Edge Hold: Felt like typical Burton edge hold that doesn’t quite grip as hard as some of it’s peers in the industry when the snow get’s harder.

Turn Initiation: Really fast edge to edge and we loved taking this into tight spots. It felt to us like it turned faster than the 159 Flight Attendant I own and just as faster than the 154 Skeleton Key I have owned.  If I was on the 156 I think the turn initiation would slow down a touch but still be super fast like the 154 Skeleton Key.

Turning Experience/Carving: For those that are super technical carvers that like a super-stiff board to carve then you might not like the Burton Hometown Hero as much. However, Peter and I felt like it allowed average riders like us to access all that this board could offer in a carve and it made us look better doing it. The 12mm of taper doesn’t make the ride feel super washy either.
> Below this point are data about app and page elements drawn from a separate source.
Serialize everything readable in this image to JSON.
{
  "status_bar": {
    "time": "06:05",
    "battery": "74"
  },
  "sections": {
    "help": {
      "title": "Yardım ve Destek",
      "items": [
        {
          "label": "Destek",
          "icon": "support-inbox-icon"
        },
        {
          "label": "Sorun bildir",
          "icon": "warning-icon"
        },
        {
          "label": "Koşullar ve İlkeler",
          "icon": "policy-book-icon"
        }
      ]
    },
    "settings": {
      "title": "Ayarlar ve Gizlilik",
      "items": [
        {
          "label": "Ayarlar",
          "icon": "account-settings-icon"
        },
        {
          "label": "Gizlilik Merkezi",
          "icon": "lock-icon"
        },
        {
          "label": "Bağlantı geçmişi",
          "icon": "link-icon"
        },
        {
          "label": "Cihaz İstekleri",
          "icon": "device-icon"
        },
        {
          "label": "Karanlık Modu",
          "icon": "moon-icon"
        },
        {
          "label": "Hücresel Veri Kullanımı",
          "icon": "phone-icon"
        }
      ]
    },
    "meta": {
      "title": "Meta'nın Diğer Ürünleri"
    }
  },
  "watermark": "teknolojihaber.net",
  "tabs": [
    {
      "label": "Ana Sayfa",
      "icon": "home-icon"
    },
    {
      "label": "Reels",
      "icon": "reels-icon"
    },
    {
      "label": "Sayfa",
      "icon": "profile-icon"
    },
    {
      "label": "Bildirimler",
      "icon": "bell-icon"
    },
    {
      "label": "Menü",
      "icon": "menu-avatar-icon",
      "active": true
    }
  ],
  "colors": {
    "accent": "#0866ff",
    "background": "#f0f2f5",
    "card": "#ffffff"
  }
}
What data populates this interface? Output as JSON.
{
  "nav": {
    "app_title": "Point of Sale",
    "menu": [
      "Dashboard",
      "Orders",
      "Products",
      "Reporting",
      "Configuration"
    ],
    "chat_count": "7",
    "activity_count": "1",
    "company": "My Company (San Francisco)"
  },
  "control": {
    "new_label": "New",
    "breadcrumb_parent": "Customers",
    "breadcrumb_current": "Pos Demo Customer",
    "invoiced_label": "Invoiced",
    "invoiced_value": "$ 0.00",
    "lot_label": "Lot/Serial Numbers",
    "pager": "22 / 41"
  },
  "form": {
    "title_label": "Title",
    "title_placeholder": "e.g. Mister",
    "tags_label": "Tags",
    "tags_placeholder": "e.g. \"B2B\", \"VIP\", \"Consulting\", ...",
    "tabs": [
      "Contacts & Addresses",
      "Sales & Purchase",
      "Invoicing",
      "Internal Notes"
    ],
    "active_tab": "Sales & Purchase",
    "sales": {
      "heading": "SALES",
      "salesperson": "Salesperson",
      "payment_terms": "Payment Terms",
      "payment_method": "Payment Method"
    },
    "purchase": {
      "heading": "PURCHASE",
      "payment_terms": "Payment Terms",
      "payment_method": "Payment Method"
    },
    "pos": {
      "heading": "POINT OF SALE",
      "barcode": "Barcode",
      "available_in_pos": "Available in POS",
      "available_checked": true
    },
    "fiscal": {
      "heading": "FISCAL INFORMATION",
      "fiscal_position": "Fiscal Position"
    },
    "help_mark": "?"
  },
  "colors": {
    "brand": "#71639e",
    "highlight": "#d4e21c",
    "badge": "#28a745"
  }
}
You need more weight on the back foot but it feels much more double-ender than you would think.

Powder: For a little 152 the Burton Hometown Hero had some pretty good float and if we had the 156 it would be in the same general range of float as the Flight Attendant and Skeleton Key. In the 1-1.5″ of powder we had it did a great job and this was an excellent tree board.
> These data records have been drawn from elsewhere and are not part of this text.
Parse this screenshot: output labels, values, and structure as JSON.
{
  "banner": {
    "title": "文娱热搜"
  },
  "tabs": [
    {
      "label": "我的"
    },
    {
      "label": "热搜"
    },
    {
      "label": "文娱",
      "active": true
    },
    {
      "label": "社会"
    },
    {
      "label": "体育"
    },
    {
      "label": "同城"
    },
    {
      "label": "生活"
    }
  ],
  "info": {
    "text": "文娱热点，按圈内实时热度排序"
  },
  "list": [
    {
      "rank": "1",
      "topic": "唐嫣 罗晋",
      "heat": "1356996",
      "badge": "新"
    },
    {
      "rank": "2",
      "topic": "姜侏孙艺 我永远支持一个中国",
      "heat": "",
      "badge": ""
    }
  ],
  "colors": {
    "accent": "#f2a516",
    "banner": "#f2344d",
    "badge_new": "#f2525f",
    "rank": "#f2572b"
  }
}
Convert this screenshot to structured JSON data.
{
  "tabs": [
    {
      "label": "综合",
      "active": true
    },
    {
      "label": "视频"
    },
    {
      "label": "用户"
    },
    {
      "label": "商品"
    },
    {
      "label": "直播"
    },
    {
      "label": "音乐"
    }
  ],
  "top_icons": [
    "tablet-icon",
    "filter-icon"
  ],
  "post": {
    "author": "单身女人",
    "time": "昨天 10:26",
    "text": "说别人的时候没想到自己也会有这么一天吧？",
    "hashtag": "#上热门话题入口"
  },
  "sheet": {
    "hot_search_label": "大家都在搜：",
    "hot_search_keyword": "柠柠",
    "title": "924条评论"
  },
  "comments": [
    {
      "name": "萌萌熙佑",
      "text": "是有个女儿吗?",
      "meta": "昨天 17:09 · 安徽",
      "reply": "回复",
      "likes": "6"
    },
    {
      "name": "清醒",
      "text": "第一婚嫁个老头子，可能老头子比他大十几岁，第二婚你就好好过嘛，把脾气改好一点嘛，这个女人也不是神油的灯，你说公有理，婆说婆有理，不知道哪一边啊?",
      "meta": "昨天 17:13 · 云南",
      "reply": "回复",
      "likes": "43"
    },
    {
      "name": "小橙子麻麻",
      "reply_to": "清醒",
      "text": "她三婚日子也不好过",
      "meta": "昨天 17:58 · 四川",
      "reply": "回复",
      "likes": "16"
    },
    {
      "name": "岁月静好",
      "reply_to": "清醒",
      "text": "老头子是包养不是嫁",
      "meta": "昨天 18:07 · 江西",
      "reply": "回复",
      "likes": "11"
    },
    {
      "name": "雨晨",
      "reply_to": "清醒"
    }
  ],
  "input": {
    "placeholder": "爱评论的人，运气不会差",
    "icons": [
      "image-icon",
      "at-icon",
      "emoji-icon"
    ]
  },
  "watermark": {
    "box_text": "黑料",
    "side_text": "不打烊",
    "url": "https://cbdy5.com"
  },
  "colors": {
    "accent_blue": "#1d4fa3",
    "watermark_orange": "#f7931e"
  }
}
Speed: Not a real bomber and this mediumish flex will start to chatter if you really point it down a long run. It’s more than competent for a straight line or two but it’s not really what this board is for. If you are more into that get the Flight attendant, One Hitter, Deep Thinker or Leaderboard if you like to straight line all the time. The base has good glide to it and even though it had a Demo Tune (AKA no tune and some neglect) it kept it’s speed really well.

Uneven Terrain: Such a great board to ride all day on a Saturday. It weaved in and out of bumps like a champ and powered over them with a nice rubbery feel that wasn’t super bucky for a 152… well as long as you didn’t charge too hard. If you are someone that likes to power through chunder and semi tracked snow there are better boards but the Burton Hometown Hero creates a nice layer of protection between what you are riding on and your feet.
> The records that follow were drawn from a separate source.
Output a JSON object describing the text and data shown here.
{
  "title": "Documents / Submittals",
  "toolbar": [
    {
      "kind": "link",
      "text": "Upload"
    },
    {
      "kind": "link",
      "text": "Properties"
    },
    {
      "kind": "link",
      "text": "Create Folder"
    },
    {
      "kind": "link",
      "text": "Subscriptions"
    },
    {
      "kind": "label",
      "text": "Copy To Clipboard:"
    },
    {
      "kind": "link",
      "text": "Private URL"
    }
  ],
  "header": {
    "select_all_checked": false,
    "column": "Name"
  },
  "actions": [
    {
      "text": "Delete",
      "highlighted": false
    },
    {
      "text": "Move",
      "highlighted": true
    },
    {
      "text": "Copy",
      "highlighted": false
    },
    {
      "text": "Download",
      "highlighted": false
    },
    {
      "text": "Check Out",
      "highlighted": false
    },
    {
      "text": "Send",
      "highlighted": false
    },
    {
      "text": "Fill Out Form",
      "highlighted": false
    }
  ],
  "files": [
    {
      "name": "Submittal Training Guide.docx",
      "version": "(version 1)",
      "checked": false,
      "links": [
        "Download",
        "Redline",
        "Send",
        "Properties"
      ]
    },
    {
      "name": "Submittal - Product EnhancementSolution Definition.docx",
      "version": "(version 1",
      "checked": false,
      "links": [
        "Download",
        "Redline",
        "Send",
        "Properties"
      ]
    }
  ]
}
Switch: The balanced freeride geometry makes the Burton Hometown Hero ride way better switch than you would think for such a tapered directional board. It’s far from perfect but very doable if you ride more on the reference stance.

Jumps: The Burton Hometown Hero has lot’s of pop in the tip and tail and average riders like ourselves could easily access all this energy and make it pop well compared to many of the stiffer Family Tree boards from Burton. You don’t have to be a strong rider to make this spring into the air which is really cool.

Jibbing: Soft enough in the middle to make a jib or two happen and while it’s not perfect it does better than any Family Tree ride.

Pipe: We would love a little more edge hold but if we had a pipe at the demo’s we would not hesitate to go there with this ride as long as the walls weren’t super icy.

So, all in all, I’m usually not as inspired to write this much after a short demo but it really matched up well with how we ride and we felt right at home with the Burton Hometown Hero. We would love to get a hold of the 156 and spend a lot of time comparing it against some of our favorites but as it stands, it’s a very recommendable board.  It’s a great board for those that like that tapered directional, slashy, carvy, surfy kind of alternative freeride shape but also want to ride switch, play around/butter around the moutnain too like you can with many all moutnain boards.

Burton Hometown Hero Specs

Burton Hometown Hero Images

We try to get as many images of the Burton Hometown Hero, but forgive us if they're not all there.


Burton Company Information

Burton Hometown Hero User Reviews

Submit your product review.

Submit your review
* Required Field

If you can't buy through the links above, you can support the site with: